* **WHAT THE TASK ASKS**
Please write each record out again word for word.

SOURCE MATERIAL Block Start

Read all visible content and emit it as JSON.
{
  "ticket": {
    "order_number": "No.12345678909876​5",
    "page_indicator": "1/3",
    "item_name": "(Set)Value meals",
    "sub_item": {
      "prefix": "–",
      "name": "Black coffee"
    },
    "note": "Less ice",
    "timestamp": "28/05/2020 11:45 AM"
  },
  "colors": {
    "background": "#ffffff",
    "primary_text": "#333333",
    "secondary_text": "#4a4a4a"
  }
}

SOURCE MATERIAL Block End

* **SOLUTION TO THE PROBLEM**
Read all visible content and emit it as JSON.
{
  "ticket": {
    "order_number": "No.12345678909876​5",
    "page_indicator": "1/3",
    "item_name": "(Set)Value meals",
    "sub_item": {
      "prefix": "–",
      "name": "Black coffee"
    },
    "note": "Less ice",
    "timestamp": "28/05/2020 11:45 AM"
  },
  "colors": {
    "background": "#ffffff",
    "primary_text": "#333333",
    "secondary_text": "#4a4a4a"
  }
}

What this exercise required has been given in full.